BONUS FREEBIE: Your message deserves the media’s attention. So how do you get out there in a bigger way? I’ve got you covered. CLICK HERE to grab my free “Checklist to Become a Go-To Media Expert.”

Whenever I walk up to the counter to pay for a cup of tea or a t-shirt I always make a point to smile at the person at the register before saying anything. I make eye contact and have a moment.

That’s not something people often do. We just rush between transaction after transaction.

But what if you did pause and give a smile? What would that do?

I’ll tell you what it does on camera – it makes you likable and makes people want to pay you for stuff!

Isn’t that the point?

Think about it – how often do you buy something based on how likable the person selling it to you is?

Maybe you decided to see one acupuncturist over another one because the one you chose was kind and seemed to be generally interested in you?

Or how about the last book you bought?

Did you buy it because you saw the author on TV or at a book signing and he or she seemed fun and nice?

Take for instance my media training client,

Chef Todd Richards.

He’s the author of the new book Soul: A Chef’s Culinary Evolution in 150 Recipes. 

I worked with him just prior to his book launch to get him prepped for any media opportunities that popped up.

We met like I do with all my clients via Zoom video conference.  He’s in Atlanta and I’m in New York City.

I had already seen a few media appearances of him and I will admit I thought I had him figured out.

But when I met him I was blown away by how personable and friendly he was.

You see I thought he was super serious because guess what he wasn’t doing in those media appearances?

Yep – Smiling!

So I had a different version of what he would be like in my mind given that one piece of video.

But I was dead wrong. And you’d be too if you saw that same segment.

BONUS FREEBIE: Your message deserves the media’s attention. So how do you get out there in a bigger way? I’ve got you covered. Grab my free “Checklist to Become a Go-To Media Expert.”

Practice makes perfect – even with smiling!

Our media training sessions were focused on getting the “real” Todd to be seen on camera.

He was a good sport with me when I would stop him mid sentence and say, “Why aren’t you smiling? We’re talking about bacon!”

Just like an athlete practices drills and plays – any expert who wants to be on camera has to practice the same way.

Many people think they’ll be “just fine” when it comes to an on camera interview. But I’ll tell you in my nearly 20 years of experience as a TV producer that is not the case at all.

Something strange happens to people when they get in front of a camera.
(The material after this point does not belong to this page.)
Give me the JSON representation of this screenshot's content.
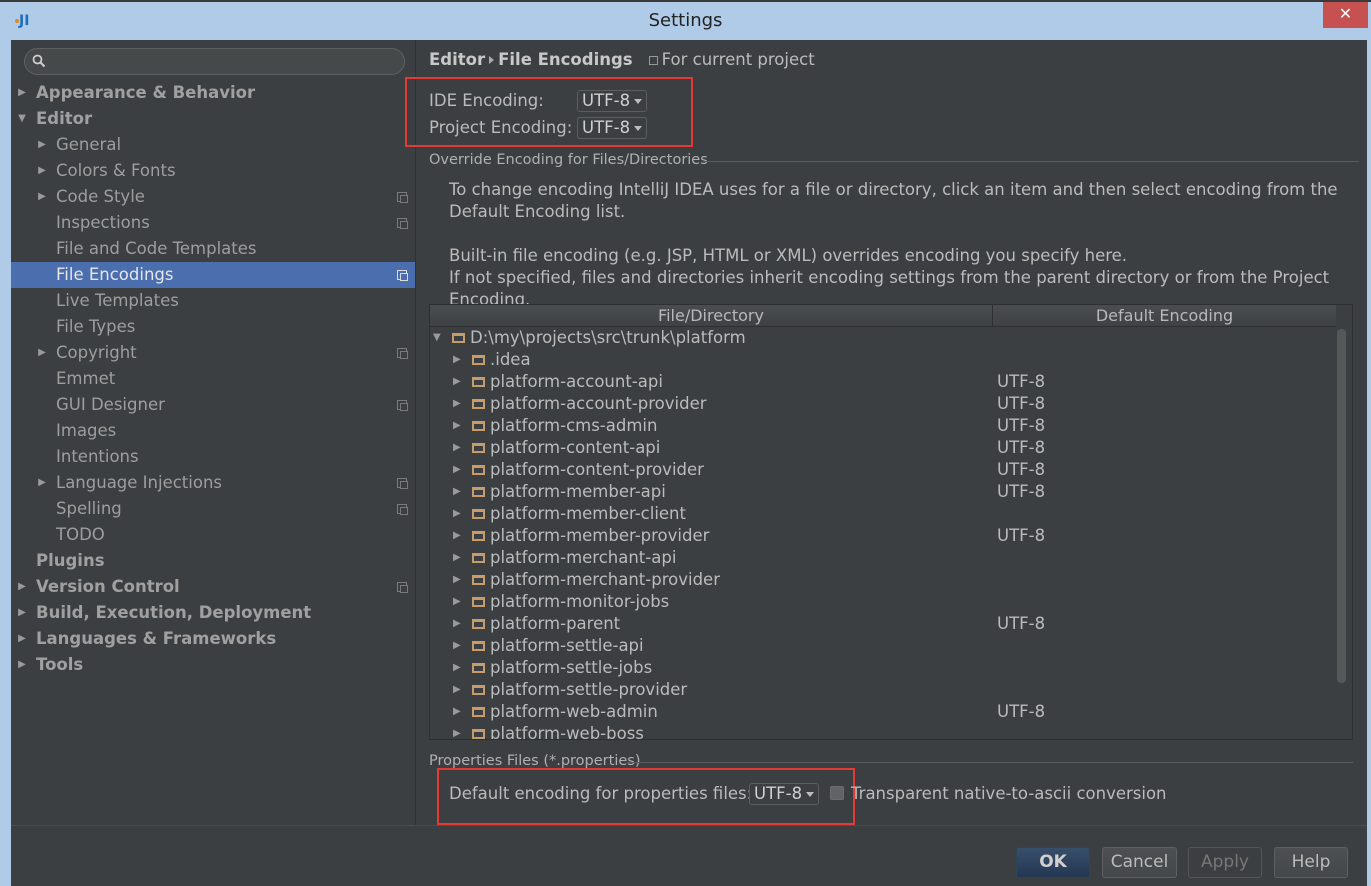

And without the proper training you could blow your big chance.

I love a happy ending and thankfully all that practice with Todd paid off and I feel like a proud mama!

Todd was asked to appear on CBS This Morning and he knocked it out of the park.

He was smiling, storytelling (something we also worked on,) cracking jokes and being the life of the party.

THAT is the Todd I know and I was thrilled to help him feel comfortable enough on camera to be himself.

You don’t just snap your fingers and feel more like yourself on camera – it takes practice and work.

Todd put in the time and it paid off – oh and hopefully sold some books too!

BONUS FREEBIE: Your message deserves the media’s attention. So how do you get out there in a bigger way? I’ve got you covered. Grab my free “Checklist to Become a Go-To Media Expert.”